Saturn’s Rings More Ancient than First Thought
Saturn's Rings: Moon Remnants Or As Old As The Solar System?

Greenhouse gases
A new study indicates that human destruction of peat bogs may be responsible for emission of amounts of CO2 possibly 10% as much as all burning of fossil fuels. Another study proposes a new model, taking into account the role of nitrogen, of how carbon is recycled among plants, soils, and the atmosphere.

Peatland destruction is releasing vast amounts of CO2
New model revises estimates of terrestrial carbon dioxide uptake

Arctic ice
Some scientists who have studied the melting of Arctic ice now believe the ice could melt entirely in summer as soon as 2013, instead of 2040 as previously thought. Even this summer the melting has resulted in sea surface temperatures, in some places, 5° C above average – a level never before recorded. And this summer's melt of the Greenland ice sheet was 10% more than the previous record from 2005.

'The Arctic is screaming' — summer sea ice could be gone in five years
Arctic summers ice-free 'by 2013'
Without its insulating ice cap, Arctic surface waters warm to as much as 5 C above average
Greenland melt accelerating, according to CU-Boulder study

Near-record high temperatures
And overall, 2007 figures to be Earth's second-warmest year on record, while the past 10 years have been the warmest decade ever recorded.

2007 Brought Near-Record Heat
2007 data confirms warming trend
1998-2007 warmest decade, UN agency says at climate meet


Blogger Blake Stacey said...

Have you been following MIT's Knight Science Journalism Tracker? They seem to do a pretty good job of collecting news reports as events unfold, and in my experience, they've definitely appreciated finding blogospheric commentary by professional scientists.
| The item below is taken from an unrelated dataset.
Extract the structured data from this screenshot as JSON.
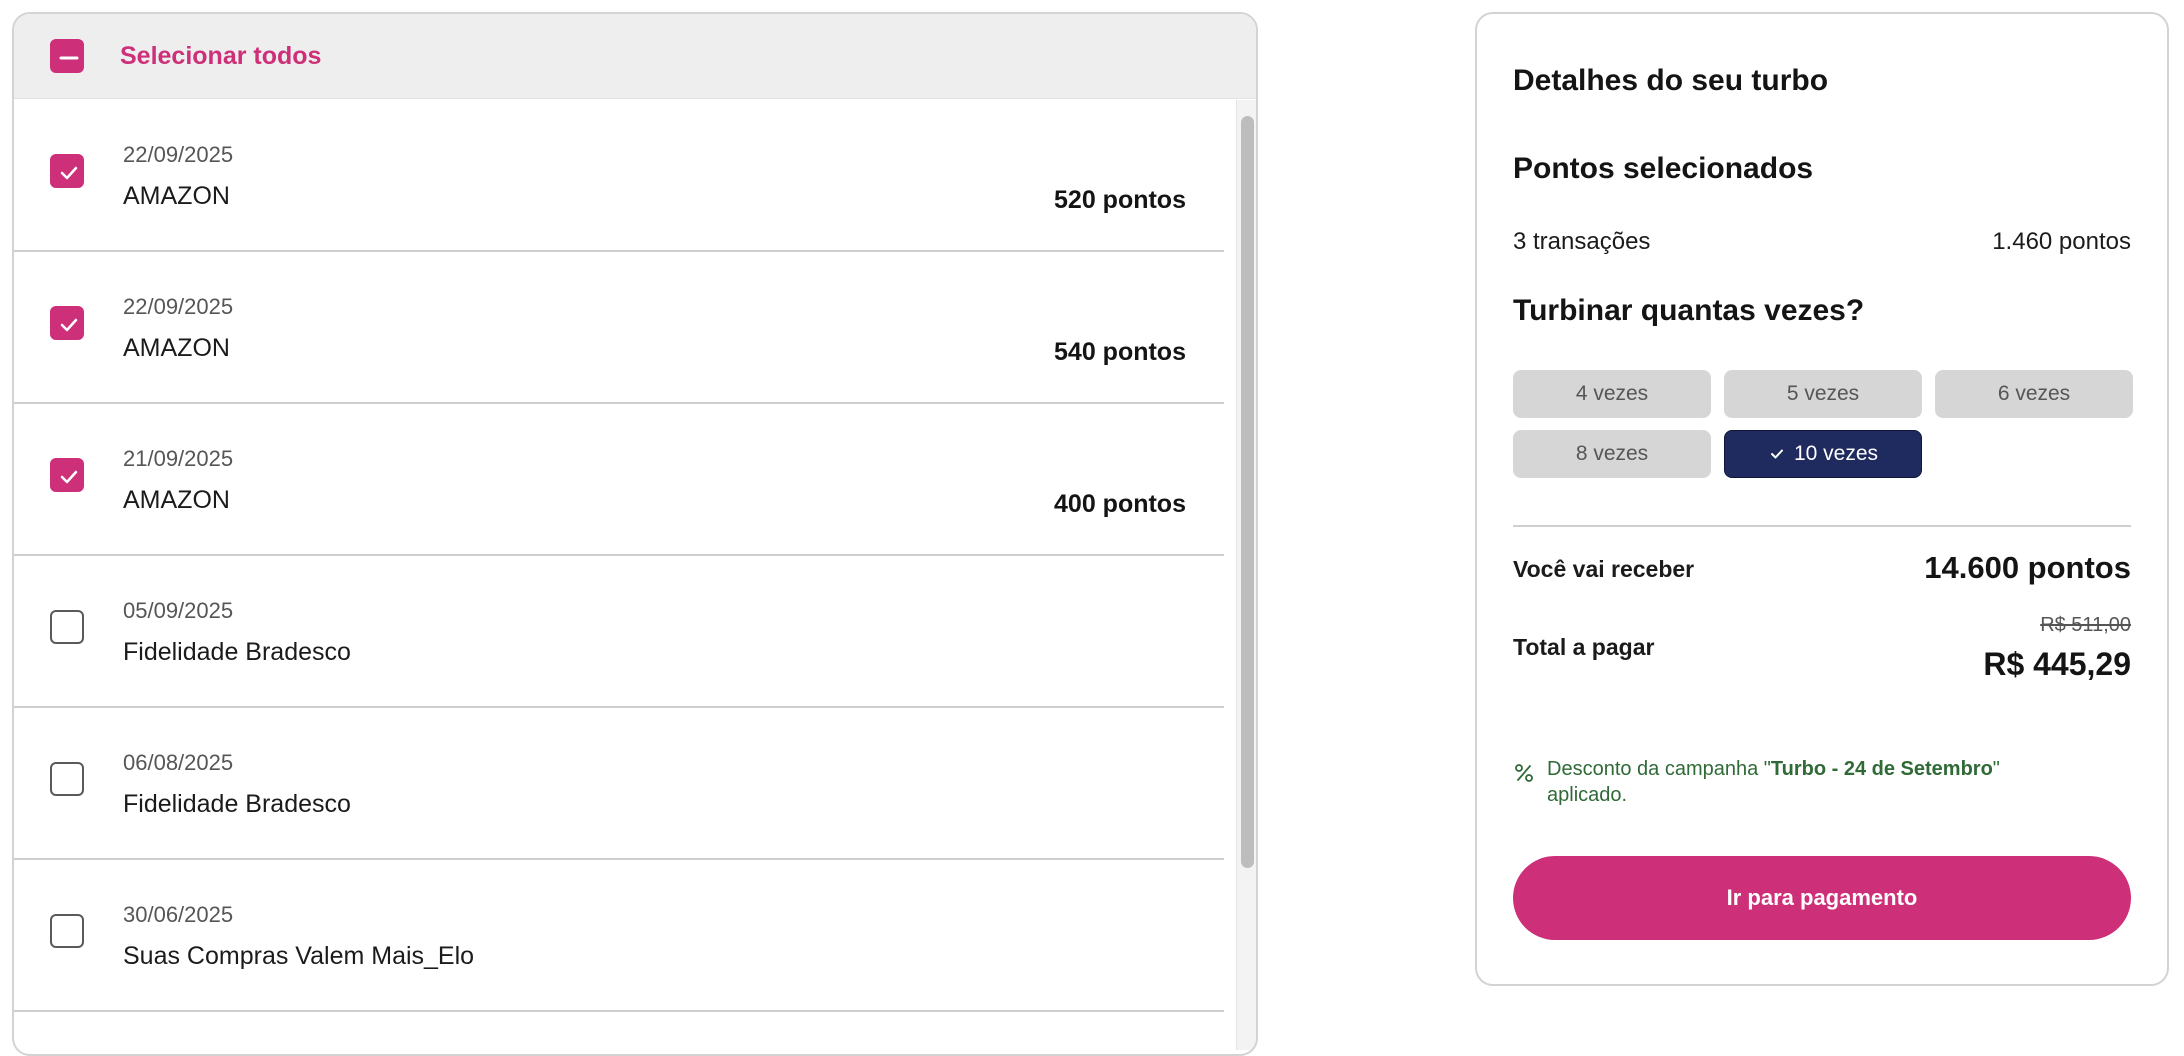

12/17/2007 08:32:00 AM  
Blogger Charles Daney said...

Yes, I know of the Science Journalism Tracker, and I've even met Charlie Petit, who mainly writes it.

For my purposes it's sort of redundant, since I scan many online sources already, and I'm less interested in the sort of material the SJT favors (traditional media journalism). It doesn't pick up anything to speak of on lots of topics I'm interested in, such as molecular biology, nanotechnology, or more esoteric physics.

But Petit does a fine job, and his stuff is fun to read.

12/18/2007 03:10:00 AM  

Post a Comment

<< Home